▼

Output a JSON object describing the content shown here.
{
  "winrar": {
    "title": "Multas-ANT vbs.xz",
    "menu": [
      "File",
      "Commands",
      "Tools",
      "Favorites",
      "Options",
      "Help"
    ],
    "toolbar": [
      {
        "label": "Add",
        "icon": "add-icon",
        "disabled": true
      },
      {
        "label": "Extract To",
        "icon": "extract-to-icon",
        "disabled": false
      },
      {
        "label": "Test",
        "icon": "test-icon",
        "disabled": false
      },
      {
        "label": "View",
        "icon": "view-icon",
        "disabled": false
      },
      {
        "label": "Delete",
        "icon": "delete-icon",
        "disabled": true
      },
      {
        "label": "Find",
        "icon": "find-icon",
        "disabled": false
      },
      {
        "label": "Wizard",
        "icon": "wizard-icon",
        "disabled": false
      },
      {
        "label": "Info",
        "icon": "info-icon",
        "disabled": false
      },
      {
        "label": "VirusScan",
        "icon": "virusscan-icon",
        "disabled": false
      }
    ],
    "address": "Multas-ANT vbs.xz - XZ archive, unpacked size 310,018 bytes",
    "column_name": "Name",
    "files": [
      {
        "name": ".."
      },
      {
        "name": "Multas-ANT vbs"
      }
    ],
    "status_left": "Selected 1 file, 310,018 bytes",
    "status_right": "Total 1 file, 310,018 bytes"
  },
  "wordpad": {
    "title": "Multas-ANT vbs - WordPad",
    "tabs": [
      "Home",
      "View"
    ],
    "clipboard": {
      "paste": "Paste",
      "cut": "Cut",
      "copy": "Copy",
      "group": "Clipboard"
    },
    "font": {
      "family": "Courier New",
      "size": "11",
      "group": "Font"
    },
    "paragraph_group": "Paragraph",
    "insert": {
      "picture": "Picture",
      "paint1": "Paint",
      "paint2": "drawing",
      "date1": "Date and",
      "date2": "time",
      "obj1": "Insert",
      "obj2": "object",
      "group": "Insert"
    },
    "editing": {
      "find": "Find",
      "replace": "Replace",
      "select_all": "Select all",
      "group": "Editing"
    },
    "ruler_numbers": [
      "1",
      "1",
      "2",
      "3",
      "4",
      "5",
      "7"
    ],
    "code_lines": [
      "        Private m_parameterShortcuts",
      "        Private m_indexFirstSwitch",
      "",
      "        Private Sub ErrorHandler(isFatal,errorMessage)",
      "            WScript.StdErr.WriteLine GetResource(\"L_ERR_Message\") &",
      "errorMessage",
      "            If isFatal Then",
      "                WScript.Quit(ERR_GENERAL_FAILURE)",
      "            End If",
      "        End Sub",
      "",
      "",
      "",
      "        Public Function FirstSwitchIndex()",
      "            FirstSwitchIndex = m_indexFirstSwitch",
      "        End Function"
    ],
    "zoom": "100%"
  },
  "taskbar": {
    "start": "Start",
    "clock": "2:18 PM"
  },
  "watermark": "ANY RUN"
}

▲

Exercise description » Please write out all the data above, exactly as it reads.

Result »
Output a JSON object describing the content shown here.
{
  "winrar": {
    "title": "Multas-ANT vbs.xz",
    "menu": [
      "File",
      "Commands",
      "Tools",
      "Favorites",
      "Options",
      "Help"
    ],
    "toolbar": [
      {
        "label": "Add",
        "icon": "add-icon",
        "disabled": true
      },
      {
        "label": "Extract To",
        "icon": "extract-to-icon",
        "disabled": false
      },
      {
        "label": "Test",
        "icon": "test-icon",
        "disabled": false
      },
      {
        "label": "View",
        "icon": "view-icon",
        "disabled": false
      },
      {
        "label": "Delete",
        "icon": "delete-icon",
        "disabled": true
      },
      {
        "label": "Find",
        "icon": "find-icon",
        "disabled": false
      },
      {
        "label": "Wizard",
        "icon": "wizard-icon",
        "disabled": false
      },
      {
        "label": "Info",
        "icon": "info-icon",
        "disabled": false
      },
      {
        "label": "VirusScan",
        "icon": "virusscan-icon",
        "disabled": false
      }
    ],
    "address": "Multas-ANT vbs.xz - XZ archive, unpacked size 310,018 bytes",
    "column_name": "Name",
    "files": [
      {
        "name": ".."
      },
      {
        "name": "Multas-ANT vbs"
      }
    ],
    "status_left": "Selected 1 file, 310,018 bytes",
    "status_right": "Total 1 file, 310,018 bytes"
  },
  "wordpad": {
    "title": "Multas-ANT vbs - WordPad",
    "tabs": [
      "Home",
      "View"
    ],
    "clipboard": {
      "paste": "Paste",
      "cut": "Cut",
      "copy": "Copy",
      "group": "Clipboard"
    },
    "font": {
      "family": "Courier New",
      "size": "11",
      "group": "Font"
    },
    "paragraph_group": "Paragraph",
    "insert": {
      "picture": "Picture",
      "paint1": "Paint",
      "paint2": "drawing",
      "date1": "Date and",
      "date2": "time",
      "obj1": "Insert",
      "obj2": "object",
      "group": "Insert"
    },
    "editing": {
      "find": "Find",
      "replace": "Replace",
      "select_all": "Select all",
      "group": "Editing"
    },
    "ruler_numbers": [
      "1",
      "1",
      "2",
      "3",
      "4",
      "5",
      "7"
    ],
    "code_lines": [
      "        Private m_parameterShortcuts",
      "        Private m_indexFirstSwitch",
      "",
      "        Private Sub ErrorHandler(isFatal,errorMessage)",
      "            WScript.StdErr.WriteLine GetResource(\"L_ERR_Message\") &",
      "errorMessage",
      "            If isFatal Then",
      "                WScript.Quit(ERR_GENERAL_FAILURE)",
      "            End If",
      "        End Sub",
      "",
      "",
      "",
      "        Public Function FirstSwitchIndex()",
      "            FirstSwitchIndex = m_indexFirstSwitch",
      "        End Function"
    ],
    "zoom": "100%"
  },
  "taskbar": {
    "start": "Start",
    "clock": "2:18 PM"
  },
  "watermark": "ANY RUN"
}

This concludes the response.